Lulu. Glyndebourne Festival 1996. Production: Graham Vick. Cast: Christine Schäfer (Lulu), Wolfgang Schöne (Dr. Schön and Jack the Ripper), Kathryn Harries (Countess Geschwitz), Norman Bailey (Schigolch). Conductor: Andrew Davis with the London Philharmonics. Further information here.
Alban Berg´s opera tells the story about the rise and fall of Lulu, not quite the femme fatale some make her out to be, but rather a psychologically damaged girl, who mirrors herself in her relationships. Her three marriages end up with three dead husbands and she ends her life at the hands of Jack the Ripper as a street prostitute in London.
The semicircular brick wall with the descending stair case and opening in the floor does not make for a particularly enticing setting, however Graham Vick explores the relations of the characters and creates such drama that one almost forgets the gloom surroundings. A black-white film during the Act 2 intermezzo shows some of the off-stage action, such as Lulu´s trial, and the story is told relatively straight-forward.
Lulu is a signature role of Christine Schäfer and seeing Anja Silja as Lulu in Frankfurt was a decisive factor in Christine Schäfer decision to become an opera singer.
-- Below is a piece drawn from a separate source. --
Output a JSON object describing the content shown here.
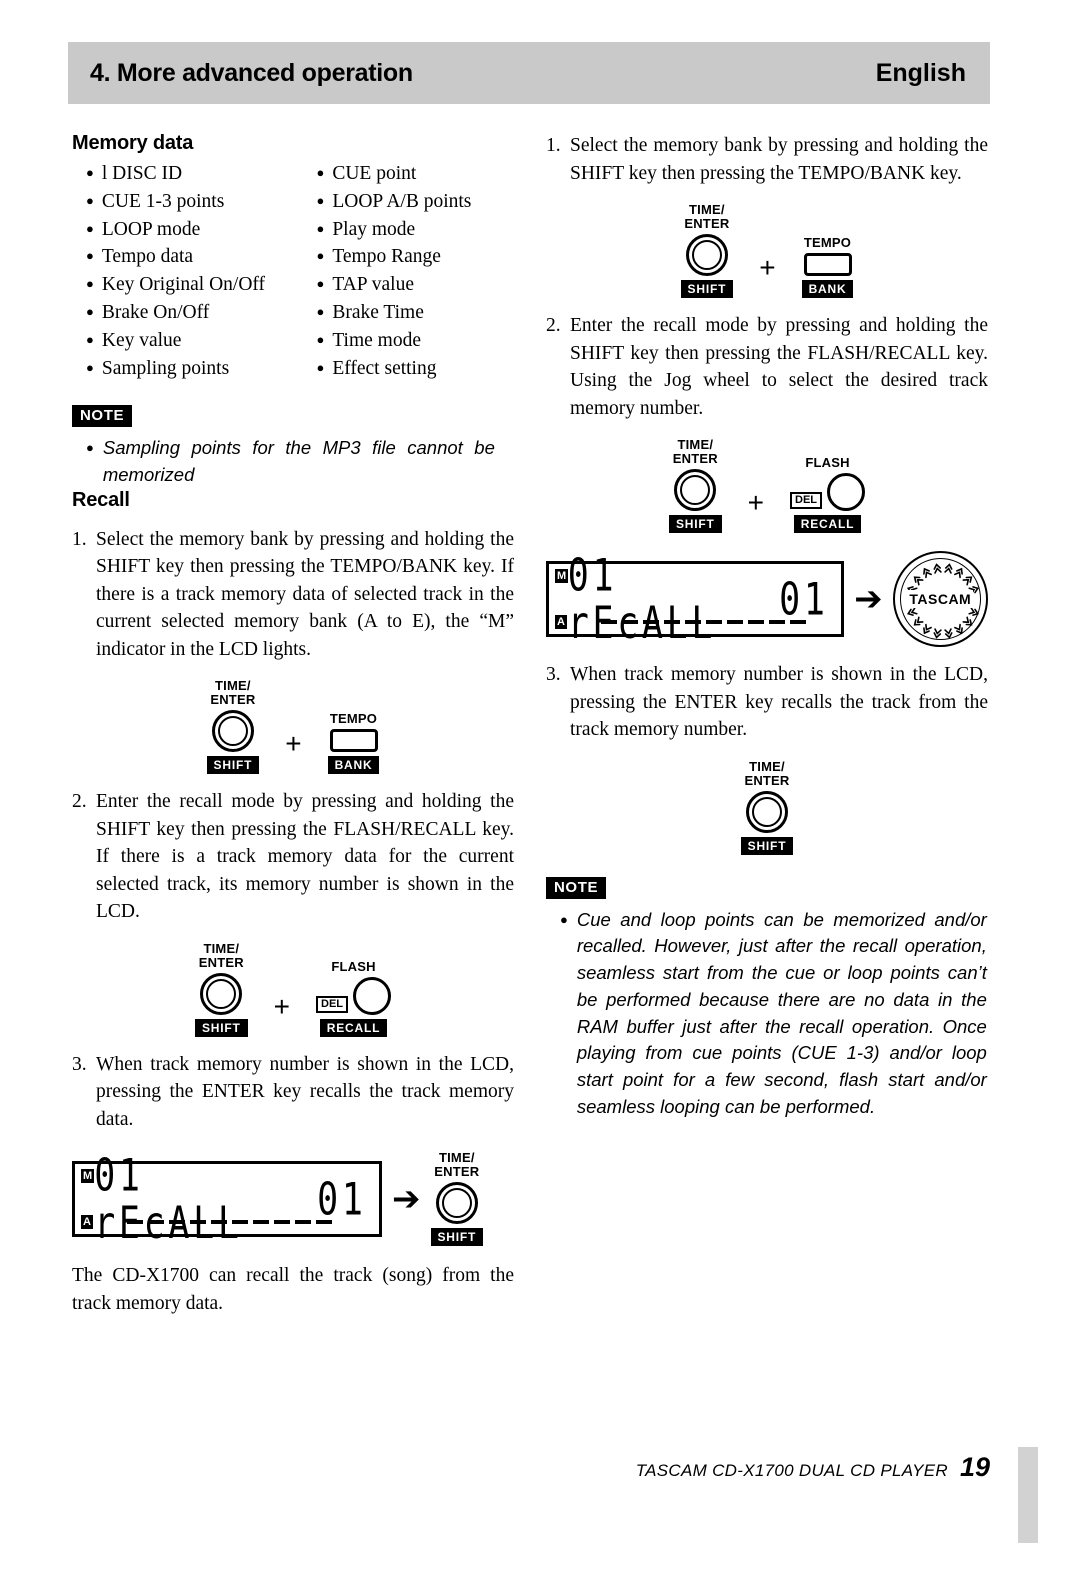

As a high lyrical soprano she was told to wait until at least 40 years old before taking on Lulu, nevertheless she debuted with the part in her mid-to-late 20s. In this production she is 30.
Christine Schäfer has always been a champion of modern music, with numerous collaborations with Pierre Boulez and composers such as Aribert Reiman. With her high, crystal-clear almost vibratoless soprano she effortless throws off the coloratura. With her cool and detached appearance Lulu´s transformation from girl to prostitute is entirely believable. She looks eerily attractive, in that exact way I imagine Lulu would. This is a major achievement for her in a part I believe her to be the ideal interpreter of. Furthermore she is surrounded by a cast without a single weak link.
I have never heard such dense, late-romantic Alban Berg than that of Andrew Davis with the London Philharmonics. He draws melodies from Alban Berg´s score that I didn´t even know existed in an extraordinarily powerful performance.
On DVD the only alternative is the Zurich production with Laura Aikin, a fine performance however not quite at the level of this Glyndebourne production. The only real alternative is the Pierre Boulez/Patrice Chéreau 1978 Paris staging with Teresa Stratas, unfortunately not available on DVD (yet).
Christine Schäfer as Lulu with Wolfgang Schöne from Act 1:
The bottom line (scale of 1-5, 3=average):
Christine Schäfer: 5
The rest: 5
Graham Vick´s production: 4
Andrew Davis: 5
Overall impression: 4-5